Work to complete:
Within the records, which lines hold the string "true"? Report each one by copying it.

── Information supplied ──

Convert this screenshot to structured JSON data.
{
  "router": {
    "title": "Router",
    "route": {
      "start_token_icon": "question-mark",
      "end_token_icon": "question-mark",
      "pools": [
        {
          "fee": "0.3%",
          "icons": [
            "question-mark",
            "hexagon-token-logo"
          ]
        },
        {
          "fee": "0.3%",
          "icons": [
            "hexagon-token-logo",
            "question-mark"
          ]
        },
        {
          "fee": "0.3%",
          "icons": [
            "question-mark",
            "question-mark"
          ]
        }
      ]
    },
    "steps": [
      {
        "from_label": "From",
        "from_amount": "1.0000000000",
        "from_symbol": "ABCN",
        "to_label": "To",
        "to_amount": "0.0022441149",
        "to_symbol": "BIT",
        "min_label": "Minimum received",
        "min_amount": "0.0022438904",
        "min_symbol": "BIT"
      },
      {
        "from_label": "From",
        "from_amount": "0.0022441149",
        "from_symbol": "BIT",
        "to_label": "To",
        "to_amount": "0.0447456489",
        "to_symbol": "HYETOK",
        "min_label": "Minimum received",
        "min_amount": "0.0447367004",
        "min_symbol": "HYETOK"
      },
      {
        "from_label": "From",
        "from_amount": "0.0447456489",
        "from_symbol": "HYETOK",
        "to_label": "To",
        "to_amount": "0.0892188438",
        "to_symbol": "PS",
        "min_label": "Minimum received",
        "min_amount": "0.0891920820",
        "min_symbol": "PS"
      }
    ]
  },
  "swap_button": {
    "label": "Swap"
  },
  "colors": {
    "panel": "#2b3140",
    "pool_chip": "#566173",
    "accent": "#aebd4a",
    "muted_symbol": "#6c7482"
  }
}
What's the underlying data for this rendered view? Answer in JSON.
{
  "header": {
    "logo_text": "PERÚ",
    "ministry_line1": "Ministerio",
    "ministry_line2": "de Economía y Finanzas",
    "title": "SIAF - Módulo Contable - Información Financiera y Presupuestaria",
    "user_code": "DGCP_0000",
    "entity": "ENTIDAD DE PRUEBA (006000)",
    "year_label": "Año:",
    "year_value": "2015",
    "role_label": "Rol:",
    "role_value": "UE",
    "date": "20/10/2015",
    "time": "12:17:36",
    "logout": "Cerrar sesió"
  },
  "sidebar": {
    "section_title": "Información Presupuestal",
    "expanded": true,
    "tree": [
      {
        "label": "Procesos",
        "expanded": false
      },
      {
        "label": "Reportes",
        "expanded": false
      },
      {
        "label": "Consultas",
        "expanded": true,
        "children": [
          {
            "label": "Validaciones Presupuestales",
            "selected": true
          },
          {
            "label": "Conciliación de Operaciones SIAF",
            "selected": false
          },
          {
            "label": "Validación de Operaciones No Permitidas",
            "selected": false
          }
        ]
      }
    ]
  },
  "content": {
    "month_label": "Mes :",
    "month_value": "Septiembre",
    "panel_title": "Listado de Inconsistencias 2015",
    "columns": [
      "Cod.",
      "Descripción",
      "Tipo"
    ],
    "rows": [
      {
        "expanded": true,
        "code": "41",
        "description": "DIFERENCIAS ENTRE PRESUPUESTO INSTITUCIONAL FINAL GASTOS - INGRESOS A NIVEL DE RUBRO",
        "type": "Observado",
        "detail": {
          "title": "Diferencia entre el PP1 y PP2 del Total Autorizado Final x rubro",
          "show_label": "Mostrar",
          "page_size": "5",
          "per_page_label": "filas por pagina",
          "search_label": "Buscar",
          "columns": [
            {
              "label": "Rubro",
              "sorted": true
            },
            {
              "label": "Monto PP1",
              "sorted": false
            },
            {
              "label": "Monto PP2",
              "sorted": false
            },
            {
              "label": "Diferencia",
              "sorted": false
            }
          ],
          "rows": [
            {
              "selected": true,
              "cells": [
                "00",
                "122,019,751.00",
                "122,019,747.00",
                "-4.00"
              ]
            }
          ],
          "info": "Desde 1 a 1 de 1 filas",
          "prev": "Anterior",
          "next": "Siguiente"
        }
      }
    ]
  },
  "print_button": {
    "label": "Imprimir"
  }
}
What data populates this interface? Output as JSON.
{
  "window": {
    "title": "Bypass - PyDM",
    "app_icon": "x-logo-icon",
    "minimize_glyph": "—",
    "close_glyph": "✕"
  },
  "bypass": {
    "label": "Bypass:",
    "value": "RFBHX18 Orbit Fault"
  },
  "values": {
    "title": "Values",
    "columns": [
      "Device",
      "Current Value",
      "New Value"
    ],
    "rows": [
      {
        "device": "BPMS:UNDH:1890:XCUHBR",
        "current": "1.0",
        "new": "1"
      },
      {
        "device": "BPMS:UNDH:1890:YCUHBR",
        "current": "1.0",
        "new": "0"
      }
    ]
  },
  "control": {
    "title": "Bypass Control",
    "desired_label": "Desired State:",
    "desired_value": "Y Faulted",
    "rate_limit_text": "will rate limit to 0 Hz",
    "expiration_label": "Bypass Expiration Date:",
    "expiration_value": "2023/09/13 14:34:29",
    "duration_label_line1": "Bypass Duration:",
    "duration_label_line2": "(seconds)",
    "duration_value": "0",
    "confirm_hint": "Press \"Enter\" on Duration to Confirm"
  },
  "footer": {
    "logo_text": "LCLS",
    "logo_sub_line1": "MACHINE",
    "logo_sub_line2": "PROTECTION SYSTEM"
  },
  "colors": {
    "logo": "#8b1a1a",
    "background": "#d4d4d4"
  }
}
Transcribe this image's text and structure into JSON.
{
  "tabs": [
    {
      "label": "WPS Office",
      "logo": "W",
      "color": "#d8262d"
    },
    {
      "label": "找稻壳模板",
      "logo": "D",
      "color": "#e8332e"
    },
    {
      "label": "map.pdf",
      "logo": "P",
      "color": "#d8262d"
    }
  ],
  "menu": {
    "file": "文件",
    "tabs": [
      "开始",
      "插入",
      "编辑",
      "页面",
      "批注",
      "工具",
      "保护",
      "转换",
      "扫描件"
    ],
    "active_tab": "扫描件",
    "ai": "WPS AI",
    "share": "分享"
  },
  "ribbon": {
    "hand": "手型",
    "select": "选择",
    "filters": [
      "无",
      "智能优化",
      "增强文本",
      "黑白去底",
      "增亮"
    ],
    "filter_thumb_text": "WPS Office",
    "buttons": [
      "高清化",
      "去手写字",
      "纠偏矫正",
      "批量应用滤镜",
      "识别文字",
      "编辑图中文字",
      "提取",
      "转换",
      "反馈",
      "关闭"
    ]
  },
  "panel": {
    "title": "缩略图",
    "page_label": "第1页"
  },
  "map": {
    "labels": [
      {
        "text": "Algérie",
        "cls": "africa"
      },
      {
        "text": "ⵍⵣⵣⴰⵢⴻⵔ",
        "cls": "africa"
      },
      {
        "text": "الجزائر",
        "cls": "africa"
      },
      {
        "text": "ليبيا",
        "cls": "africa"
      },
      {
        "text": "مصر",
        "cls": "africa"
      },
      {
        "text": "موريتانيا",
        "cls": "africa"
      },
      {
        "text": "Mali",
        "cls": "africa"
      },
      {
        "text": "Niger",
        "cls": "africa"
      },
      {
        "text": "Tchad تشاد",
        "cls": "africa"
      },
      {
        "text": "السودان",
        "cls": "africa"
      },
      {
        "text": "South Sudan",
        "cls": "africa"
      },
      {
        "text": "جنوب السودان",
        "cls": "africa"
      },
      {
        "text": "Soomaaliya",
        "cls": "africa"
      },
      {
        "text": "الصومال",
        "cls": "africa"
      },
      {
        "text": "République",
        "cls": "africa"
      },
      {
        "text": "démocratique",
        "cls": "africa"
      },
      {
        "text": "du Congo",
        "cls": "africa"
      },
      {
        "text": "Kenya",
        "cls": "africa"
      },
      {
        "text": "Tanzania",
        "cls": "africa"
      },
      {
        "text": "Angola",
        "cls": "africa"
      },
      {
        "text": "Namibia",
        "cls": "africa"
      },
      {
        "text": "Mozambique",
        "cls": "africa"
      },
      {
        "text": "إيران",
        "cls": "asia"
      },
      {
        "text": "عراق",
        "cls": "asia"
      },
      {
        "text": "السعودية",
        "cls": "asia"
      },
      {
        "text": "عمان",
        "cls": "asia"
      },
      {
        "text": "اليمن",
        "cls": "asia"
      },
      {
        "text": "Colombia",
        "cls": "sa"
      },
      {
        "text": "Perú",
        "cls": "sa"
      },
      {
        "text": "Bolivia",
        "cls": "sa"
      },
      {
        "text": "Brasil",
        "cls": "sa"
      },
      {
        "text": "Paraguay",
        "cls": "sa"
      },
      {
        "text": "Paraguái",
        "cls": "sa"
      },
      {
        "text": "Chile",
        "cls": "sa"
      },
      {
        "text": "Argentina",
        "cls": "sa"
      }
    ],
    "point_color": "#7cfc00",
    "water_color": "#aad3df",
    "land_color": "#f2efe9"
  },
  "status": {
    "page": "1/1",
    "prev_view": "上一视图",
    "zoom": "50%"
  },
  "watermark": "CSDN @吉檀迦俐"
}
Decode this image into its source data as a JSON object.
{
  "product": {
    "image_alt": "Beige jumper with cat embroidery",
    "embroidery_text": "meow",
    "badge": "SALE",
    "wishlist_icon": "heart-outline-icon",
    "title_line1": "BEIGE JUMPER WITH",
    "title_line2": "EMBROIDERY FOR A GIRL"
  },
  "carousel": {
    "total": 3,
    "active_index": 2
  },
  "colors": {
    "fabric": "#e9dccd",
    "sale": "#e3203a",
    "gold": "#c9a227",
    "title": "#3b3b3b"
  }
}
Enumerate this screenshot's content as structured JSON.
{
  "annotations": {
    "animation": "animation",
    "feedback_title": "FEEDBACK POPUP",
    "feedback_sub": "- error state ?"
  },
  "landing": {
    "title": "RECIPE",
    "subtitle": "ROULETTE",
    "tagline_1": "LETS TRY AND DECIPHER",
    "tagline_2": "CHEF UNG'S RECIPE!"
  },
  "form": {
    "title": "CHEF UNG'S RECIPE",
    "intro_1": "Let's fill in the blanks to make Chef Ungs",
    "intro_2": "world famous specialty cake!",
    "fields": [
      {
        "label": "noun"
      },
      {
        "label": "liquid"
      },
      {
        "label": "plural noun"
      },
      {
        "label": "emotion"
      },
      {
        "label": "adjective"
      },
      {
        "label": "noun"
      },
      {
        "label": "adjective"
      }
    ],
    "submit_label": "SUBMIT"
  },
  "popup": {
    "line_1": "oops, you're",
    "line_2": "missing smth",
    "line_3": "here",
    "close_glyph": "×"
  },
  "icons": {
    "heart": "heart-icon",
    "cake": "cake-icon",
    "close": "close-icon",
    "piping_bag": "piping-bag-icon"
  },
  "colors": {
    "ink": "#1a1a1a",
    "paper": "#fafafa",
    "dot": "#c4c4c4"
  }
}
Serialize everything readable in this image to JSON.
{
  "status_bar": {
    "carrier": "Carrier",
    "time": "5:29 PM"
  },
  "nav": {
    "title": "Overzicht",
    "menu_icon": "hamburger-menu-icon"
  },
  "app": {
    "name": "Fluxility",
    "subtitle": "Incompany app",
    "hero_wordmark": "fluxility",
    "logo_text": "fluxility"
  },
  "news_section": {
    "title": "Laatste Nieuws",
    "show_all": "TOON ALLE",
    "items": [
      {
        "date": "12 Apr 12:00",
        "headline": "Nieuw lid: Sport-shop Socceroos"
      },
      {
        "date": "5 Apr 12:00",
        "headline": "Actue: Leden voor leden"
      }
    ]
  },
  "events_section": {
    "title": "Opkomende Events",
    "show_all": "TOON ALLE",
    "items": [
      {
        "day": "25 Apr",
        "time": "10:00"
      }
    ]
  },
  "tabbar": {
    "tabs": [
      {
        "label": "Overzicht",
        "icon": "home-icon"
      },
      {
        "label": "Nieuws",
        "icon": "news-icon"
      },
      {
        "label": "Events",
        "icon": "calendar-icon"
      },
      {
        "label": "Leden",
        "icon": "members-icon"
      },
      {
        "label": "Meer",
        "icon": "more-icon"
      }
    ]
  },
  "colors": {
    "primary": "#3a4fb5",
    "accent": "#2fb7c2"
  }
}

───

Answer area:
    "expanded": true,
        "expanded": true,
            "selected": true
        "expanded": true,
              "sorted": true
              "selected": true,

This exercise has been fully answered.